Proposed bills in the Florida Senate (SB 612) and House (BH 805) could make it a third-degree felony for nurses with doctoral degrees to use the title when introducing themselves to patients, without immediately qualifying that with a statement that he or she is not a medical doctor.
Those who violate these terms could be punished by fines, jail time and loss of professional license for a minimum of five years, as stipulated in the bills.
For example, this would change the way I great patients from “Hello, I am Dr. Waldrop, your nurse practitioner,” to “Hello, I am Dr. Waldrop. I am not a medical doctor.” Unfortunately, this bill has already been sent to the Health Policy Committee.
There is already a law in Florida that states that health-care practitioners who fail to identify themselves by type of license – either orally or in writing (e.g., name badge) – can be disciplined by the state professional board. Intentionally misrepresenting yourself as a physician may result in a first-degree misdemeanor charge. Similar laws protect the public in most states from health-care fraud.
These proposals are not limited to Florida. In 2011, the New York Senate proposed a bill that would bar nurses from advertising themselves as “doctors,” no matter what their educational degree.

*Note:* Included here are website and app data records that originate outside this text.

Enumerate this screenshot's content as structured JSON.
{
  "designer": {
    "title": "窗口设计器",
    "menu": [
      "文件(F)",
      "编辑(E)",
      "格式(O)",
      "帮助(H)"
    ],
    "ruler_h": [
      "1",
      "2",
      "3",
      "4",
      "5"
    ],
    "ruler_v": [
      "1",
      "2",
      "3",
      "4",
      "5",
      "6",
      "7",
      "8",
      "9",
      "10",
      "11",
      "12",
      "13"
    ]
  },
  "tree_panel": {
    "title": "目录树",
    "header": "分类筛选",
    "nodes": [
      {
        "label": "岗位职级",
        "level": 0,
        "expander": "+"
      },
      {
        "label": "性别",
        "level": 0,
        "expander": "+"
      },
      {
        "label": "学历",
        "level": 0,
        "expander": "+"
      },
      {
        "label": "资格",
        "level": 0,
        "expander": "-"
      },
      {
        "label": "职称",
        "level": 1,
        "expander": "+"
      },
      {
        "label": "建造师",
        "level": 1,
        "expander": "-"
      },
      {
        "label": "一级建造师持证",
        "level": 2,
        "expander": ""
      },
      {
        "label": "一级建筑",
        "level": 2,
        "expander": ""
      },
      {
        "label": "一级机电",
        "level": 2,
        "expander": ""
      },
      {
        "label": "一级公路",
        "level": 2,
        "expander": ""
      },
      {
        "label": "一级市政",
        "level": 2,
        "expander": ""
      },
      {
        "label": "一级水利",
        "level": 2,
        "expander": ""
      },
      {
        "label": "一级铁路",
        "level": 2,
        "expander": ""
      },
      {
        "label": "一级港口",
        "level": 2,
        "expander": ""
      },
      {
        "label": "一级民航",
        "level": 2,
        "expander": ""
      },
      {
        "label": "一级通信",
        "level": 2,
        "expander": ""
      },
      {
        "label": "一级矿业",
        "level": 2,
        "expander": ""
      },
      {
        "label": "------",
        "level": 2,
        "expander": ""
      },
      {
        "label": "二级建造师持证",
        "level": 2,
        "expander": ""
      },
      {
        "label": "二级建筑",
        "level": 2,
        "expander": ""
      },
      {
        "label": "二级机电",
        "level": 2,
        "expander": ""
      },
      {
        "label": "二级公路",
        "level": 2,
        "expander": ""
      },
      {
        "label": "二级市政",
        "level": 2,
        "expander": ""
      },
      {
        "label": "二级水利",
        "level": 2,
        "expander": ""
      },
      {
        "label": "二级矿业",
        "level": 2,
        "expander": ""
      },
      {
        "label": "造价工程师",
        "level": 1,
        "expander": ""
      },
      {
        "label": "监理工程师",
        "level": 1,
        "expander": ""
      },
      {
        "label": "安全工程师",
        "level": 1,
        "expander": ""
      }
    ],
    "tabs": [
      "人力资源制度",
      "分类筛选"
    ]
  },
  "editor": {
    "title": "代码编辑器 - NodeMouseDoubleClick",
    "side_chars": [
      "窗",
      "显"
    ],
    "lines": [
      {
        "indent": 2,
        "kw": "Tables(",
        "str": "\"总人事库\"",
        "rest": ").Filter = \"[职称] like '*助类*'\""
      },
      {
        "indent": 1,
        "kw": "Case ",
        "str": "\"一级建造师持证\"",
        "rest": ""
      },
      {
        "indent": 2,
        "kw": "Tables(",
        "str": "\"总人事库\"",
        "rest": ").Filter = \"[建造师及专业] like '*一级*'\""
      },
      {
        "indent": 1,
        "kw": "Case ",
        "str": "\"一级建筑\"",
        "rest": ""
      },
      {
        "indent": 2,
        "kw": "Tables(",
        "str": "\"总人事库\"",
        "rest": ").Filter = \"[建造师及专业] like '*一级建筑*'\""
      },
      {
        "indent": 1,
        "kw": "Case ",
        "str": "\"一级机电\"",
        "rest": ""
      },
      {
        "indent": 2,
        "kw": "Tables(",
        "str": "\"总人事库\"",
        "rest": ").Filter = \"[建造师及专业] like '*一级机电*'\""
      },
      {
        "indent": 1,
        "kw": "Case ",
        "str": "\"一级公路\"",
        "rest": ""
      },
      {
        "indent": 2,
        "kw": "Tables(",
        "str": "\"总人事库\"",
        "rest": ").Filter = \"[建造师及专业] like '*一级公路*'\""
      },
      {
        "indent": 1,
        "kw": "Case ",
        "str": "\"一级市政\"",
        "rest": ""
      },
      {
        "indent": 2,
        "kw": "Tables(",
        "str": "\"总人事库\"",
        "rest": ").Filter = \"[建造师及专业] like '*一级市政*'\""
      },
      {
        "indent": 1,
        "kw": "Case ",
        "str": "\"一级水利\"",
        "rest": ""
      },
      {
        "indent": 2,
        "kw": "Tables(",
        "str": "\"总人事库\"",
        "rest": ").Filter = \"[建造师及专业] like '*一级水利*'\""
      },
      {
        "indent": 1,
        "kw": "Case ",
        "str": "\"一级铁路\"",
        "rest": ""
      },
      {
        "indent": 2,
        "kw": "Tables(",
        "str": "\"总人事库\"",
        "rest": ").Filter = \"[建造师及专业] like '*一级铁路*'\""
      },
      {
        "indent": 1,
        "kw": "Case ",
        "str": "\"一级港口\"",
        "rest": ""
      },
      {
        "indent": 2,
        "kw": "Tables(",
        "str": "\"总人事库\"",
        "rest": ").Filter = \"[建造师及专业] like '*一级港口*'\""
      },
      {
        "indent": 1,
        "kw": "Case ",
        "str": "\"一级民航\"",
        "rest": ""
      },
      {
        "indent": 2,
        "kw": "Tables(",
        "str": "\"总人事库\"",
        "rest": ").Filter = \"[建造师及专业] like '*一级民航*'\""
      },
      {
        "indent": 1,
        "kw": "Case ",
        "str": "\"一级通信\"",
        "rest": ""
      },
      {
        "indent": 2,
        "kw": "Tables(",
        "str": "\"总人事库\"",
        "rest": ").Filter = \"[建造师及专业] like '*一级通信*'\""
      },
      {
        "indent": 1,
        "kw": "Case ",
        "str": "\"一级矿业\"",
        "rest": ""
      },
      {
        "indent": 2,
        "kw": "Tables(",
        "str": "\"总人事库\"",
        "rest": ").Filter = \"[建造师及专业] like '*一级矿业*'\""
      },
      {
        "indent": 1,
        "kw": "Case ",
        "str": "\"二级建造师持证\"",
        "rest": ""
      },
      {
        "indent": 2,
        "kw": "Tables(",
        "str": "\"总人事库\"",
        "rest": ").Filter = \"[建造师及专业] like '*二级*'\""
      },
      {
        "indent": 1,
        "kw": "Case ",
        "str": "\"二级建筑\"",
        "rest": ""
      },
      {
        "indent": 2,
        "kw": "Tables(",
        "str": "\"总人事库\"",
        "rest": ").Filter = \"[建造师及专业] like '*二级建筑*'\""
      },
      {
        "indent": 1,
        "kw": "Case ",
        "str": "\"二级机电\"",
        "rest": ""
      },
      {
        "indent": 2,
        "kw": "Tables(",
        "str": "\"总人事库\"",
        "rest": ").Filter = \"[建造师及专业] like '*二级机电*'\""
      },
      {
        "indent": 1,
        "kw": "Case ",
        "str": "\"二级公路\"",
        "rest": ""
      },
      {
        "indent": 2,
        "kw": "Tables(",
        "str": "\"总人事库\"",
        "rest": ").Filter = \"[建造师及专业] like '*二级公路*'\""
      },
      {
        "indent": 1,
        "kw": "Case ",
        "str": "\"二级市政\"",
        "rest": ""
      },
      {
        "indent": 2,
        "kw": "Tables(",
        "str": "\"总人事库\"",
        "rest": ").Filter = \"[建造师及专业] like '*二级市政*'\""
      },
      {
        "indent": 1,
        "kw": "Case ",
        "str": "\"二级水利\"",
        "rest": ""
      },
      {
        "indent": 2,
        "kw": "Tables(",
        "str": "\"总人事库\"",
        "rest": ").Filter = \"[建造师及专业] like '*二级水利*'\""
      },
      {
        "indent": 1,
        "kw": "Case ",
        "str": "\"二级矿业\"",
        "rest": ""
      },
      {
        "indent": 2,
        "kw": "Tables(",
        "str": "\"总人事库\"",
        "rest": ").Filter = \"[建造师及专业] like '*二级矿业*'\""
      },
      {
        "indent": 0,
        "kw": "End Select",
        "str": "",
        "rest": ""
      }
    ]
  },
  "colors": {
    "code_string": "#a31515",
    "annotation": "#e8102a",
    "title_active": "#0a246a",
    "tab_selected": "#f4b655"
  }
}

Thankfully, this specific bill did not survive the 2011-2012 legislative session.
Physicians claim that this type of law is necessary to prevent public confusion caused by a proliferation of providers using the term “Doctor.” However, neither the New York bill nor the Florida bill targets chiropractors, podiatrists, or even optometrists – just advanced practice nurses. I am curious as to why nurses, one of the most trusted professions, can not be counted on to be clear about who they are and what their role is in caring for patients.
In Arizona and Delaware, nurses, pharmacists, and other nonphysician providers are forbidden from using the title “Doctor” unless they immediately identify their profession. This is different from being required to identify yourself as not a “medical doctor.”
In a letter to the Tampa Bay Times, the president of the Florida Nurses Association called the bill an “oppression of educated nurses.” In addition, an online petition to stop SB 612 has gathered more than 2,500 signatures to date. Such tactics may help influence politicians, but there is no guarantee that other state medical associations won’t lobby for similar bills as well
In a time when the Institute of Medicine calls for increasing the educational level of all registered nurses and millions of people lack access to health care, this bill seems at best unnecessary and at worst an assault on well educated nurses.
Keep your eyes and ears open. Your state may be next.